The lasting effects of the Holocaust still ripple across generations, but true remembrance requires more than moments of silence. To truly honor the memory of those lost, we must listen to the warning signs of hatred and bigotry and act before history repeats itself. According to Tova Friedman, one of the youngest living survivors of Auschwitz, we must recognize and confront the systemic issues that led to the tragedy, and remain vigilant against them so the world will never again be plunged into such darkness. The New York Times bestselling author of “The Daughter of Auschwitz: My Story of Resilience, Survival and Hope” (2022), Friedman has partnered with her grandson to use social media to teach a new generation about the dangers of prejudice and anti-Semitism. Her videos, sprinkled with references to current events like the January 6, 2020 riots in the United States and stunningly anti-Semitic comments made by public entertainment figures, help anyone see how these events can combine to serve as potential warning signs of genocide. Unforgettable, powerful and moving, Friedman uses both examples of astonishing acts of hatred and intolerance and astounding deeds of kindness to instill audiences of all ages with the necessary outrage and empathy required to prevent future genocides.

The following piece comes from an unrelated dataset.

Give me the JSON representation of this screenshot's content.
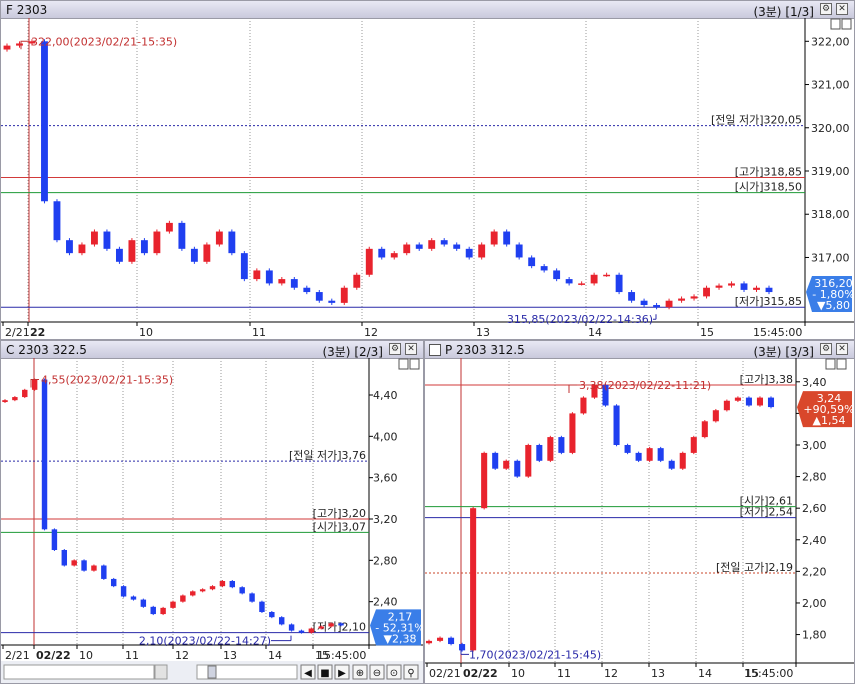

Praise for "The Daughter of Auschwitz"

“I read this book with gratitude and urgency. Gratitude for the courage Tova Friedman has shown in deciding to share her story. We are all the beneficiaries of such powerful witness. The urgency comes from the knowledge that as time marches on such vivid voices are becoming increasingly rare. Read this book, cherish the lessons. It is a book rooted in the terrible events of another time, but the truths it reveals are eternal.”

Fergal Keane, Author, “Wounds: A Memoir of War & Love”

“One of the youngest survivors of Auschwitz-Birkenau tells her remarkable story… A heartbreaking yet ultimately redemptive account from the 20th century’s darkest days.”

Kirkus Reviews (Starred Review)

"An unforgettable and deeply moving story. Malcolm Brabant brilliantly evokes the world of the ghetto and of Auschwitz through the eyes of Tova Friedman, a small child who survived the brutality of the Holocaust."

Jeremey Bowen, Author, “Six Days: How the 1967 War Shaped the Middle East”

“[A] heartrending, lyrical account of a young girl’s survival during the Holocaust."

Reader's Entertainment Magazine

"Absolutely riveting book. Please read it."

Judy Woodruff, Lead Presenter and Managing Editor , “PBS Newshour”

“This is the real thing, the horrors of the Holocaust brought shudderingly to life, and all from the point of view of a small child who could barely read or recognize numbers… It is an angry book, but it is also required reading.”

The Jewish Chronicle

"Possibly the most astonishing book I've ever read."

Sarah Gorrell, BBC Radio Sussex